_Exercise requirements_
Repeat each entry word for word. Leave any images out of the copy.

-- Record set follows --

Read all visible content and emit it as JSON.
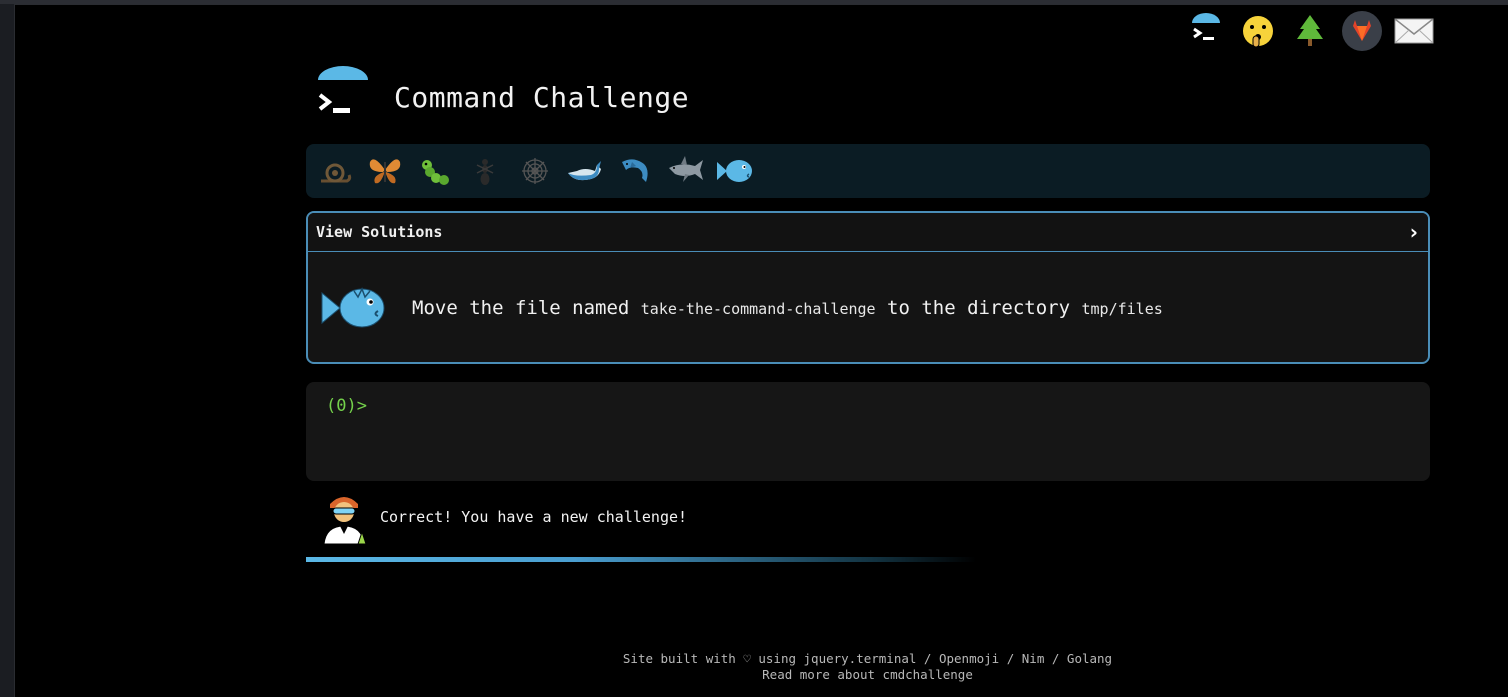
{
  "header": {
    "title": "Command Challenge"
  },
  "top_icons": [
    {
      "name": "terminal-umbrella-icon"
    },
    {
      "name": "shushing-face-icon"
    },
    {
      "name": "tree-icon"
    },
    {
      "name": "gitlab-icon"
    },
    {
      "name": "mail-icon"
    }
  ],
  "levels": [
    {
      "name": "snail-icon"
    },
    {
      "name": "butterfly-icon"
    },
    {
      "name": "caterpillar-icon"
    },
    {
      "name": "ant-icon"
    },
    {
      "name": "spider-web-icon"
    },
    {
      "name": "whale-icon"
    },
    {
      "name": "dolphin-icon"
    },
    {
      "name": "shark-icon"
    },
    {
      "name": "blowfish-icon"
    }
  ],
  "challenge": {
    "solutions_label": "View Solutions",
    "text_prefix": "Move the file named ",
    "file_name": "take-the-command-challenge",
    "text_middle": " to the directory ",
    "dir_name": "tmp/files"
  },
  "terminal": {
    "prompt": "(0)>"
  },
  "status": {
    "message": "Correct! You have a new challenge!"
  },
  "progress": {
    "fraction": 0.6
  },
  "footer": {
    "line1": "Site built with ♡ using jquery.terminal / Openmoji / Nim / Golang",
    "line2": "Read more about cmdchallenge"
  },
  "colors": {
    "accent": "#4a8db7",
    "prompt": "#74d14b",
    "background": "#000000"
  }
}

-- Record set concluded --

_Exercise solution_
Read all visible content and emit it as JSON.
{
  "header": {
    "title": "Command Challenge"
  },
  "top_icons": [
    {
      "name": "terminal-umbrella-icon"
    },
    {
      "name": "shushing-face-icon"
    },
    {
      "name": "tree-icon"
    },
    {
      "name": "gitlab-icon"
    },
    {
      "name": "mail-icon"
    }
  ],
  "levels": [
    {
      "name": "snail-icon"
    },
    {
      "name": "butterfly-icon"
    },
    {
      "name": "caterpillar-icon"
    },
    {
      "name": "ant-icon"
    },
    {
      "name": "spider-web-icon"
    },
    {
      "name": "whale-icon"
    },
    {
      "name": "dolphin-icon"
    },
    {
      "name": "shark-icon"
    },
    {
      "name": "blowfish-icon"
    }
  ],
  "challenge": {
    "solutions_label": "View Solutions",
    "text_prefix": "Move the file named ",
    "file_name": "take-the-command-challenge",
    "text_middle": " to the directory ",
    "dir_name": "tmp/files"
  },
  "terminal": {
    "prompt": "(0)>"
  },
  "status": {
    "message": "Correct! You have a new challenge!"
  },
  "progress": {
    "fraction": 0.6
  },
  "footer": {
    "line1": "Site built with ♡ using jquery.terminal / Openmoji / Nim / Golang",
    "line2": "Read more about cmdchallenge"
  },
  "colors": {
    "accent": "#4a8db7",
    "prompt": "#74d14b",
    "background": "#000000"
  }
}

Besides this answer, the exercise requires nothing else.